The Michod Lab is part of a multi-lab collaboration (Dr. Bradley J. S. C. Olson; Kansas State University, Dr. Hisayoshi Nozaki; University of Tokyo, Dr. Pierre Durand; University of Witwatersrand) and a NSF Collaborative Research Project (Dr. Bradley J. S. C. Olson; Kansas State University) to sequence the genomes of several volvocine algae. While the genomes of unicellular Chlamydomonas reinhardtii and multicellular Volvox carteri are previously published (Merchant et al. 2007, Prochnik et al. 2010), we are interested in a more detailed understanding of the genetic basis for the evolution of multicellularity. We are also interested to understanding how the order of genetic change relates to Dr. David Kirk’s 12 Step Program to Evolving Multicellularity at the phenotypic level. These projects will utilize the Volvocine algae, the most recent example of multicellular evolution, as a model system, with the goal of addressing a major gap in our knowledge of the genetic basis of multicellular evolution.
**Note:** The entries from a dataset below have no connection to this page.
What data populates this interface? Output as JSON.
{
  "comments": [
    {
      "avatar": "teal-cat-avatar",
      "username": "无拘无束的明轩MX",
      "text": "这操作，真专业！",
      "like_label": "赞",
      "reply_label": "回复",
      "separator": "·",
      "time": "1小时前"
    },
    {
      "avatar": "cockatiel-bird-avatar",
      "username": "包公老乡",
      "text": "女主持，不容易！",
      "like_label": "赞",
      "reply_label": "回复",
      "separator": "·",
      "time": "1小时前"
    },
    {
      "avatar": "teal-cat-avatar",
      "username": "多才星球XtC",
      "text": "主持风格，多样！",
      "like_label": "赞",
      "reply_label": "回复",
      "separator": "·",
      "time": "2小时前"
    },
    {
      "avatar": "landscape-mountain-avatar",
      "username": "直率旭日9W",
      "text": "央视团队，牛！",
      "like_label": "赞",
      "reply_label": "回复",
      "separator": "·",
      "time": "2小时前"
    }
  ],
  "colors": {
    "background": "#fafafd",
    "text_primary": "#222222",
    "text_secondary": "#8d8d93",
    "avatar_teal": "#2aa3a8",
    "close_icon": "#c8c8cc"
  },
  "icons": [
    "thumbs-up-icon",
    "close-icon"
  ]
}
The evolution of cooperation is a fundamental process in the evolutionary transitions of individuality. Because lower level units have an evolutionary advantage if they cheat and gain lower-level fitness at the expense of the group, mechanisms to mediate this conflict are necessary for evolutionary transitions in individuality. The Michod Lab has investigated evolutionary mechanisms to mediate lower-level conflict such as germ-soma segregation, mutation rate, single-celled propagules thereby ensuring the maintenance of cooperation and the emergence individuality at the higher level.
NASA project: Steps to Multicellularity.
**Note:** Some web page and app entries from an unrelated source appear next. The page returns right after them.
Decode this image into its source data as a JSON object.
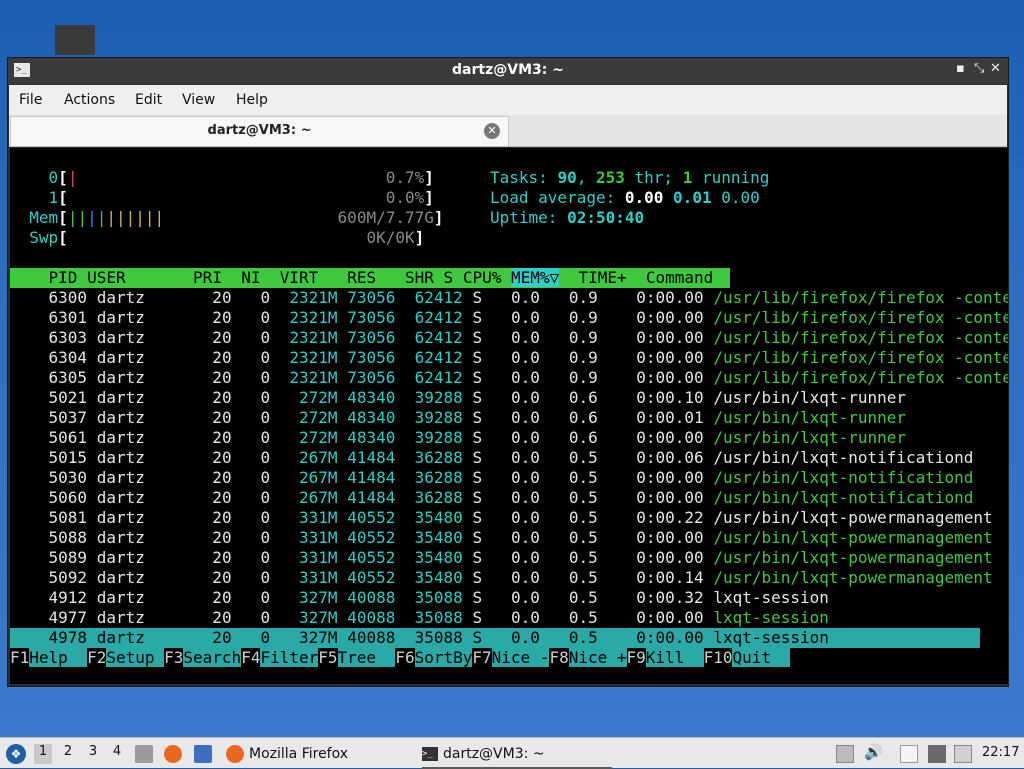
{
  "window": {
    "title": "dartz@VM3: ~",
    "controls": {
      "minimize": "▪",
      "maximize": "⤡",
      "close": "✕"
    }
  },
  "menu": [
    "File",
    "Actions",
    "Edit",
    "View",
    "Help"
  ],
  "tab": {
    "label": "dartz@VM3: ~"
  },
  "htop": {
    "cpu0_label": "0",
    "cpu0_value": "0.7%",
    "cpu1_label": "1",
    "cpu1_value": "0.0%",
    "mem_label": "Mem",
    "mem_value": "600M/7.77G",
    "swp_label": "Swp",
    "swp_value": "0K/0K",
    "tasks_label": "Tasks:",
    "tasks_count": "90",
    "threads": "253",
    "thr_label": "thr;",
    "running": "1",
    "running_label": "running",
    "load_label": "Load average:",
    "load1": "0.00",
    "load5": "0.01",
    "load15": "0.00",
    "uptime_label": "Uptime:",
    "uptime": "02:50:40",
    "columns": [
      "PID",
      "USER",
      "PRI",
      "NI",
      "VIRT",
      "RES",
      "SHR",
      "S",
      "CPU%",
      "MEM%▽",
      "TIME+",
      "Command"
    ],
    "processes": [
      {
        "pid": "6300",
        "user": "dartz",
        "pri": "20",
        "ni": "0",
        "virt": "2321M",
        "res": "73056",
        "shr": "62412",
        "s": "S",
        "cpu": "0.0",
        "mem": "0.9",
        "time": "0:00.00",
        "cmd": "/usr/lib/firefox/firefox -conten",
        "thread": true
      },
      {
        "pid": "6301",
        "user": "dartz",
        "pri": "20",
        "ni": "0",
        "virt": "2321M",
        "res": "73056",
        "shr": "62412",
        "s": "S",
        "cpu": "0.0",
        "mem": "0.9",
        "time": "0:00.00",
        "cmd": "/usr/lib/firefox/firefox -conten",
        "thread": true
      },
      {
        "pid": "6303",
        "user": "dartz",
        "pri": "20",
        "ni": "0",
        "virt": "2321M",
        "res": "73056",
        "shr": "62412",
        "s": "S",
        "cpu": "0.0",
        "mem": "0.9",
        "time": "0:00.00",
        "cmd": "/usr/lib/firefox/firefox -conten",
        "thread": true
      },
      {
        "pid": "6304",
        "user": "dartz",
        "pri": "20",
        "ni": "0",
        "virt": "2321M",
        "res": "73056",
        "shr": "62412",
        "s": "S",
        "cpu": "0.0",
        "mem": "0.9",
        "time": "0:00.00",
        "cmd": "/usr/lib/firefox/firefox -conten",
        "thread": true
      },
      {
        "pid": "6305",
        "user": "dartz",
        "pri": "20",
        "ni": "0",
        "virt": "2321M",
        "res": "73056",
        "shr": "62412",
        "s": "S",
        "cpu": "0.0",
        "mem": "0.9",
        "time": "0:00.00",
        "cmd": "/usr/lib/firefox/firefox -conten",
        "thread": true
      },
      {
        "pid": "5021",
        "user": "dartz",
        "pri": "20",
        "ni": "0",
        "virt": "272M",
        "res": "48340",
        "shr": "39288",
        "s": "S",
        "cpu": "0.0",
        "mem": "0.6",
        "time": "0:00.10",
        "cmd": "/usr/bin/lxqt-runner",
        "thread": false
      },
      {
        "pid": "5037",
        "user": "dartz",
        "pri": "20",
        "ni": "0",
        "virt": "272M",
        "res": "48340",
        "shr": "39288",
        "s": "S",
        "cpu": "0.0",
        "mem": "0.6",
        "time": "0:00.01",
        "cmd": "/usr/bin/lxqt-runner",
        "thread": true
      },
      {
        "pid": "5061",
        "user": "dartz",
        "pri": "20",
        "ni": "0",
        "virt": "272M",
        "res": "48340",
        "shr": "39288",
        "s": "S",
        "cpu": "0.0",
        "mem": "0.6",
        "time": "0:00.00",
        "cmd": "/usr/bin/lxqt-runner",
        "thread": true
      },
      {
        "pid": "5015",
        "user": "dartz",
        "pri": "20",
        "ni": "0",
        "virt": "267M",
        "res": "41484",
        "shr": "36288",
        "s": "S",
        "cpu": "0.0",
        "mem": "0.5",
        "time": "0:00.06",
        "cmd": "/usr/bin/lxqt-notificationd",
        "thread": false
      },
      {
        "pid": "5030",
        "user": "dartz",
        "pri": "20",
        "ni": "0",
        "virt": "267M",
        "res": "41484",
        "shr": "36288",
        "s": "S",
        "cpu": "0.0",
        "mem": "0.5",
        "time": "0:00.00",
        "cmd": "/usr/bin/lxqt-notificationd",
        "thread": true
      },
      {
        "pid": "5060",
        "user": "dartz",
        "pri": "20",
        "ni": "0",
        "virt": "267M",
        "res": "41484",
        "shr": "36288",
        "s": "S",
        "cpu": "0.0",
        "mem": "0.5",
        "time": "0:00.00",
        "cmd": "/usr/bin/lxqt-notificationd",
        "thread": true
      },
      {
        "pid": "5081",
        "user": "dartz",
        "pri": "20",
        "ni": "0",
        "virt": "331M",
        "res": "40552",
        "shr": "35480",
        "s": "S",
        "cpu": "0.0",
        "mem": "0.5",
        "time": "0:00.22",
        "cmd": "/usr/bin/lxqt-powermanagement",
        "thread": false
      },
      {
        "pid": "5088",
        "user": "dartz",
        "pri": "20",
        "ni": "0",
        "virt": "331M",
        "res": "40552",
        "shr": "35480",
        "s": "S",
        "cpu": "0.0",
        "mem": "0.5",
        "time": "0:00.00",
        "cmd": "/usr/bin/lxqt-powermanagement",
        "thread": true
      },
      {
        "pid": "5089",
        "user": "dartz",
        "pri": "20",
        "ni": "0",
        "virt": "331M",
        "res": "40552",
        "shr": "35480",
        "s": "S",
        "cpu": "0.0",
        "mem": "0.5",
        "time": "0:00.00",
        "cmd": "/usr/bin/lxqt-powermanagement",
        "thread": true
      },
      {
        "pid": "5092",
        "user": "dartz",
        "pri": "20",
        "ni": "0",
        "virt": "331M",
        "res": "40552",
        "shr": "35480",
        "s": "S",
        "cpu": "0.0",
        "mem": "0.5",
        "time": "0:00.14",
        "cmd": "/usr/bin/lxqt-powermanagement",
        "thread": true
      },
      {
        "pid": "4912",
        "user": "dartz",
        "pri": "20",
        "ni": "0",
        "virt": "327M",
        "res": "40088",
        "shr": "35088",
        "s": "S",
        "cpu": "0.0",
        "mem": "0.5",
        "time": "0:00.32",
        "cmd": "lxqt-session",
        "thread": false
      },
      {
        "pid": "4977",
        "user": "dartz",
        "pri": "20",
        "ni": "0",
        "virt": "327M",
        "res": "40088",
        "shr": "35088",
        "s": "S",
        "cpu": "0.0",
        "mem": "0.5",
        "time": "0:00.00",
        "cmd": "lxqt-session",
        "thread": true
      },
      {
        "pid": "4978",
        "user": "dartz",
        "pri": "20",
        "ni": "0",
        "virt": "327M",
        "res": "40088",
        "shr": "35088",
        "s": "S",
        "cpu": "0.0",
        "mem": "0.5",
        "time": "0:00.00",
        "cmd": "lxqt-session",
        "thread": true,
        "selected": true
      }
    ],
    "fkeys": [
      {
        "key": "F1",
        "label": "Help  "
      },
      {
        "key": "F2",
        "label": "Setup "
      },
      {
        "key": "F3",
        "label": "Search"
      },
      {
        "key": "F4",
        "label": "Filter"
      },
      {
        "key": "F5",
        "label": "Tree  "
      },
      {
        "key": "F6",
        "label": "SortBy"
      },
      {
        "key": "F7",
        "label": "Nice -"
      },
      {
        "key": "F8",
        "label": "Nice +"
      },
      {
        "key": "F9",
        "label": "Kill  "
      },
      {
        "key": "F10",
        "label": "Quit  "
      }
    ]
  },
  "taskbar": {
    "workspaces": [
      "1",
      "2",
      "3",
      "4"
    ],
    "firefox_label": "Mozilla Firefox",
    "terminal_label": "dartz@VM3: ~",
    "clock": "22:17"
  },
  "colors": {
    "desktop": "#2f6fc0",
    "terminal_bg": "#000000",
    "htop_green": "#3ec93e",
    "htop_cyan": "#2ecfc8"
  }
}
We have developed a general theory for ETIs and propose testing this theory using the volvocine green algae as an experimental model. Due to the morphological diversity in these algae, we can investigate the genetic basis for the evolution of key phenotypes spanning the unicellular to multicellular ETI. In no other experimental model is such an undertaking feasible. Germ and somatic cells correspond to the two major fitness components (reproduction and viability); their evolution is a critical part of explaining how and why a cell group sometimes evolves into a new evolutionary individual. We aim to understand the evolution of the regA gene family, which plays a central role in germ soma division of labor (G-S DOL) in the volvocine algae. We will determine the functions of these genes and test whether unicellular-level life history trade-offs drove G-S DOL at the multicellular level, as predicted by our theory. We will use a phenotypic screen for soma-less mutants to uncover other genes involved in G-S DOL. Genomic approaches to the evolution of multicellularity allow investigation into the origin and complexity of gene families in terms of their role in phenotypes associated with the ETI. With this understanding of genotype and multicellularituy, we will address the evolution of allocation to germ and soma in a range of environments (i.e., the genotype-phenotype map for GS-DOL) using measurements of cell type allocation in diverse species, artificial selection experiments, and a study of the suppression of reproduction in repsonse to stress. We will subsequently explore the evolution of the genotype-phenotype map for germ-soma allocation using mathematical modelling.